(INPUT)

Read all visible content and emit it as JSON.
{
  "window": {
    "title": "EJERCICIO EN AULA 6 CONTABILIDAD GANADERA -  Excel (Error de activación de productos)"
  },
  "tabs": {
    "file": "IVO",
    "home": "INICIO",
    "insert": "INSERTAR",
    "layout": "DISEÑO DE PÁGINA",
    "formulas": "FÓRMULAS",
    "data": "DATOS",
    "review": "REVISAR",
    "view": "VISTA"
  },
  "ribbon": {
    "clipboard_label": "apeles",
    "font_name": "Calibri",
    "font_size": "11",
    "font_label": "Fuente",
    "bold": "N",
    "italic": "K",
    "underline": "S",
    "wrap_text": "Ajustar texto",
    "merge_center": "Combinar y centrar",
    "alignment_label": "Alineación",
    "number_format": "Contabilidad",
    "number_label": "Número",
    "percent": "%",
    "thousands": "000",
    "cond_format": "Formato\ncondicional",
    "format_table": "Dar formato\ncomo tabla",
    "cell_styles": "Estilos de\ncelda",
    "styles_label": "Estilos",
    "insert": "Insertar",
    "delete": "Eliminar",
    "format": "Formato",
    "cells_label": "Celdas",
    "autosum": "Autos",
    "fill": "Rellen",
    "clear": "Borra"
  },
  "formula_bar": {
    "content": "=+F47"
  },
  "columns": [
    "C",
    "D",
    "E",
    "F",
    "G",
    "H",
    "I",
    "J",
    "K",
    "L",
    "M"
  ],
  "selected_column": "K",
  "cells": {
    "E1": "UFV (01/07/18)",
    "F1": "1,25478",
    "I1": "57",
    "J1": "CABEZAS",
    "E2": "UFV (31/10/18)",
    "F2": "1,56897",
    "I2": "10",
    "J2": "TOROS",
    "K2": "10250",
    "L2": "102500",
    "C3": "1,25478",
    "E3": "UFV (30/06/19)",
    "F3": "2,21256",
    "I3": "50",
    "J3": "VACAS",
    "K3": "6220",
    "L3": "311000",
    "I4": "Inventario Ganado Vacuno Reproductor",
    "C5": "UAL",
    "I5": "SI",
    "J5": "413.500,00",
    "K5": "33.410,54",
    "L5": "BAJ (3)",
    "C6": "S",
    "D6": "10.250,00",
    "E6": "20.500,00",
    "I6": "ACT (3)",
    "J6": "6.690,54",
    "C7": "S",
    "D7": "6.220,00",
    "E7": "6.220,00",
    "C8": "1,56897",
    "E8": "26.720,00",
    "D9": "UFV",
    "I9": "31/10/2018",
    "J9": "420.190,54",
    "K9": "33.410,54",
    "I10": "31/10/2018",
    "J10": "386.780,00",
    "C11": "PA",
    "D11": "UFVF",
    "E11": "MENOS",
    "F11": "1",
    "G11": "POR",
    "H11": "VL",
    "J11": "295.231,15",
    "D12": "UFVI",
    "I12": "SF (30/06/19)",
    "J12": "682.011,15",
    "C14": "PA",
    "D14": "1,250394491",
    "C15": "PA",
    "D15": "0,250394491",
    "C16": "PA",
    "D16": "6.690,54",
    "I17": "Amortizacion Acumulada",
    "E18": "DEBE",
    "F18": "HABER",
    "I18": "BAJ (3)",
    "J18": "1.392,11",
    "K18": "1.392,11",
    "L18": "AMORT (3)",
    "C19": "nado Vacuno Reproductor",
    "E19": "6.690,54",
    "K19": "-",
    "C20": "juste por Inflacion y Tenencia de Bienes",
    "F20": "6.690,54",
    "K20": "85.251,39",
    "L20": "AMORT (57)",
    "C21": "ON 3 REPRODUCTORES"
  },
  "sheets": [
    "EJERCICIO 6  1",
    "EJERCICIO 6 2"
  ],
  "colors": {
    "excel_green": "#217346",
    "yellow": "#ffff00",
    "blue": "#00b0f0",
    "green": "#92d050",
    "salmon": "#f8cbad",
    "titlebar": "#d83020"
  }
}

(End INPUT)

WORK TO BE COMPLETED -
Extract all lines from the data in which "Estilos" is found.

EXPECTED OUTPUT -
    "cell_styles": "Estilos de\ncelda",
    "styles_label": "Estilos",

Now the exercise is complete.